- **Try it**:
Your answer should repeat every line of the records below in which the word "CheckBox" appears.

[Collection entries]
········
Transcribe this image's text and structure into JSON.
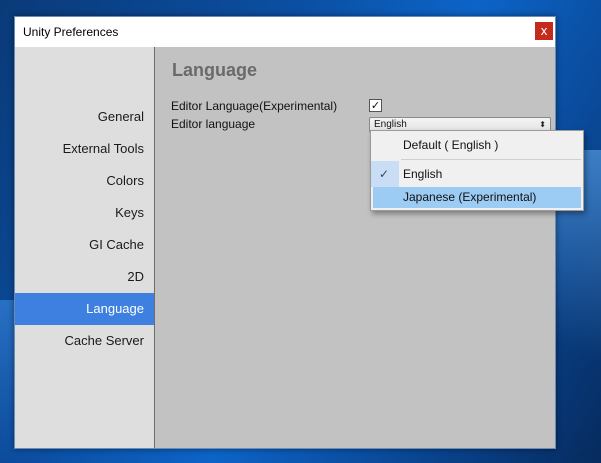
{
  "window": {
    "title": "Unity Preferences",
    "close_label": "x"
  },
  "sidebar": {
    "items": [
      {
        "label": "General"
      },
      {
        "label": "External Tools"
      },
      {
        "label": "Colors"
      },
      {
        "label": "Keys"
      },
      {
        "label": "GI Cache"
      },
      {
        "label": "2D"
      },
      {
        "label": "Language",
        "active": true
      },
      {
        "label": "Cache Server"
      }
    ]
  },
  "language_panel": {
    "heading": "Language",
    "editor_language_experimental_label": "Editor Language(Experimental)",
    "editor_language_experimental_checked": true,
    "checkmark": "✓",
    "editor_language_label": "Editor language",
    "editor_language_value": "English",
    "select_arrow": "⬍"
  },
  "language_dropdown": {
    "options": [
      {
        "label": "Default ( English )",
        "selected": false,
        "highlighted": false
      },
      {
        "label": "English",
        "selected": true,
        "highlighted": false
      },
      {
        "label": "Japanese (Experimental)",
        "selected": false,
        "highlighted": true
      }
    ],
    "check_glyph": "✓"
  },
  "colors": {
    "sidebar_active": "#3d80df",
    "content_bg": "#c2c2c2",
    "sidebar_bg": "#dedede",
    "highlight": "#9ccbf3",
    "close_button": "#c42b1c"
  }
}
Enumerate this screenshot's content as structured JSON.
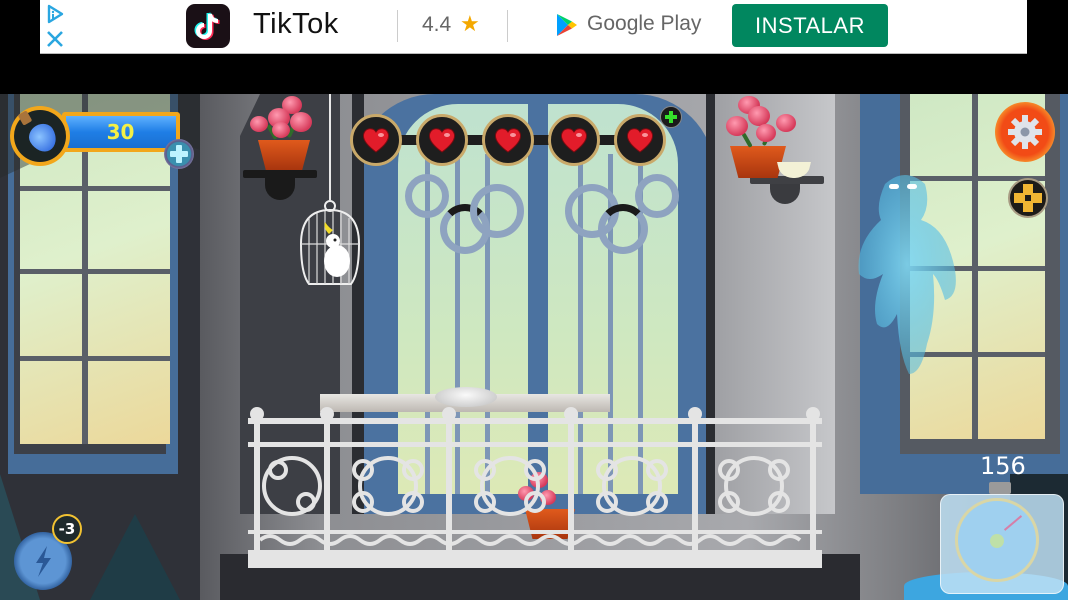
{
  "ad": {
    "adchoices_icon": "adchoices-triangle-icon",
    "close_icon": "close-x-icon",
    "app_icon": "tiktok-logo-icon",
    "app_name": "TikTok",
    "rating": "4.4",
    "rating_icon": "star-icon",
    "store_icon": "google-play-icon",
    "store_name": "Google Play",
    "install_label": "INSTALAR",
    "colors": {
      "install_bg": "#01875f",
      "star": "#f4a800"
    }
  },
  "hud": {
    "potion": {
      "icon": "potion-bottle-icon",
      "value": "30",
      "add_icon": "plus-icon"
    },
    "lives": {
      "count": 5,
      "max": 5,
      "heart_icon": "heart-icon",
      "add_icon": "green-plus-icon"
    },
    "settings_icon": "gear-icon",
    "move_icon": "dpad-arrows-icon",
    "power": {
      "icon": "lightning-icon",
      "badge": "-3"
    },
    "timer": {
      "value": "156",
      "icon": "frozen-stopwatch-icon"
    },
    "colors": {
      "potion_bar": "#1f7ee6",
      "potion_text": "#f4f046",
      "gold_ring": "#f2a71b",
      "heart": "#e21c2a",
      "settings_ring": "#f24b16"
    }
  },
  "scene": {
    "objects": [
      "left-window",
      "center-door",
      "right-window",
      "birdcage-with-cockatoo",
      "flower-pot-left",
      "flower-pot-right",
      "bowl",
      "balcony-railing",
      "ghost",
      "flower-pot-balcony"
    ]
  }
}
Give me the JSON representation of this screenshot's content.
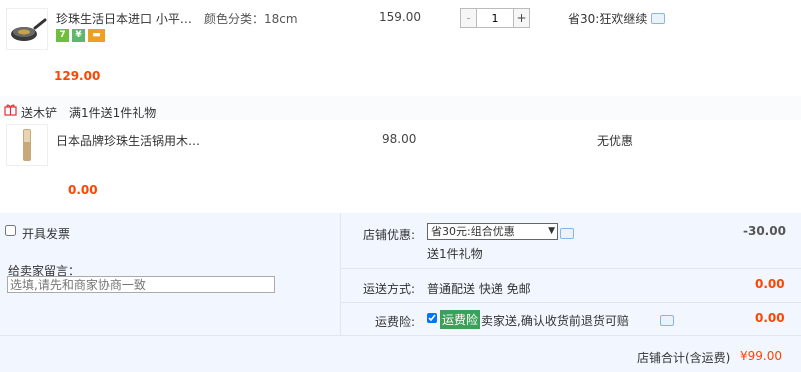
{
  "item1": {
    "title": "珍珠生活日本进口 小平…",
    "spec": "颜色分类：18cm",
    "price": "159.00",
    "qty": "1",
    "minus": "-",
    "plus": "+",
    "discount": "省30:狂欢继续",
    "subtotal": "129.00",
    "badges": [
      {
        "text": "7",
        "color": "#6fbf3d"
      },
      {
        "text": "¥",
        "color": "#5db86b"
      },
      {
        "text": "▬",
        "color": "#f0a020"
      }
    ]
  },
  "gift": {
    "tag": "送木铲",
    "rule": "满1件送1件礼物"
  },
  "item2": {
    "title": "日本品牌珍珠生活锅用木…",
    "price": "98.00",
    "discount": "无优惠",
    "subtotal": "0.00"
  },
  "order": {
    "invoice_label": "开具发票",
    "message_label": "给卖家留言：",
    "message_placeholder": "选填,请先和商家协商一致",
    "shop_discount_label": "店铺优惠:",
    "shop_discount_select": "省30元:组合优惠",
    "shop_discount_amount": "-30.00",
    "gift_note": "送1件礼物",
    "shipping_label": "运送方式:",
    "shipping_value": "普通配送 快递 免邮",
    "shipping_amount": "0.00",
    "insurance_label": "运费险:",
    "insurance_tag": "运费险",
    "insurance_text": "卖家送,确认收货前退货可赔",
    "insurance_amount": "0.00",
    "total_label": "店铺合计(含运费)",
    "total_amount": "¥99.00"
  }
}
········
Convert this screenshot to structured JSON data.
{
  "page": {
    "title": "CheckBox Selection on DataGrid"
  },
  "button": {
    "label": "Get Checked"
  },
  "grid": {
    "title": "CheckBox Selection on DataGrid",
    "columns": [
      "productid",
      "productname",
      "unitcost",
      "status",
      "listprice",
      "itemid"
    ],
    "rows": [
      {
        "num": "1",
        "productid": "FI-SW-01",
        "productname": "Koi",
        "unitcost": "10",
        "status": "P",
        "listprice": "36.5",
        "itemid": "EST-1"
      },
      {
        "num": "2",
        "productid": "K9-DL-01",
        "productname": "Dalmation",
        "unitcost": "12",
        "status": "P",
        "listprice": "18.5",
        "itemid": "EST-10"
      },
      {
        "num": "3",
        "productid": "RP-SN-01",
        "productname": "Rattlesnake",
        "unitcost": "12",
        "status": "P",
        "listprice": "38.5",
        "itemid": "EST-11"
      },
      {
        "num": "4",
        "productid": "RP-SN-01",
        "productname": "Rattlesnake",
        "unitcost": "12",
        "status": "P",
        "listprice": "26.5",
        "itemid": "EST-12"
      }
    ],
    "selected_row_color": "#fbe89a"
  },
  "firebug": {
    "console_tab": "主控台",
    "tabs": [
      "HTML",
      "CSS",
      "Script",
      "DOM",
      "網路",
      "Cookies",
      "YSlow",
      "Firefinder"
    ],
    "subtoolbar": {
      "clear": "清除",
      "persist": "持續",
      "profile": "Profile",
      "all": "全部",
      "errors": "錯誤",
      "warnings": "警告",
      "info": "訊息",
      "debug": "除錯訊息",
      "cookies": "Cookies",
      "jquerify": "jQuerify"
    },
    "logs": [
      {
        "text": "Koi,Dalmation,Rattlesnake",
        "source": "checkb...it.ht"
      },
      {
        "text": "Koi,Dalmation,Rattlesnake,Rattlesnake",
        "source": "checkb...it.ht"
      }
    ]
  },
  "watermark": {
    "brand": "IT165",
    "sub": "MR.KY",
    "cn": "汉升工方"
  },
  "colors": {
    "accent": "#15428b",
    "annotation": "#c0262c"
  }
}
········
- **Task answer**:
    "title": "CheckBox Selection on DataGrid"
    "title": "CheckBox Selection on DataGrid",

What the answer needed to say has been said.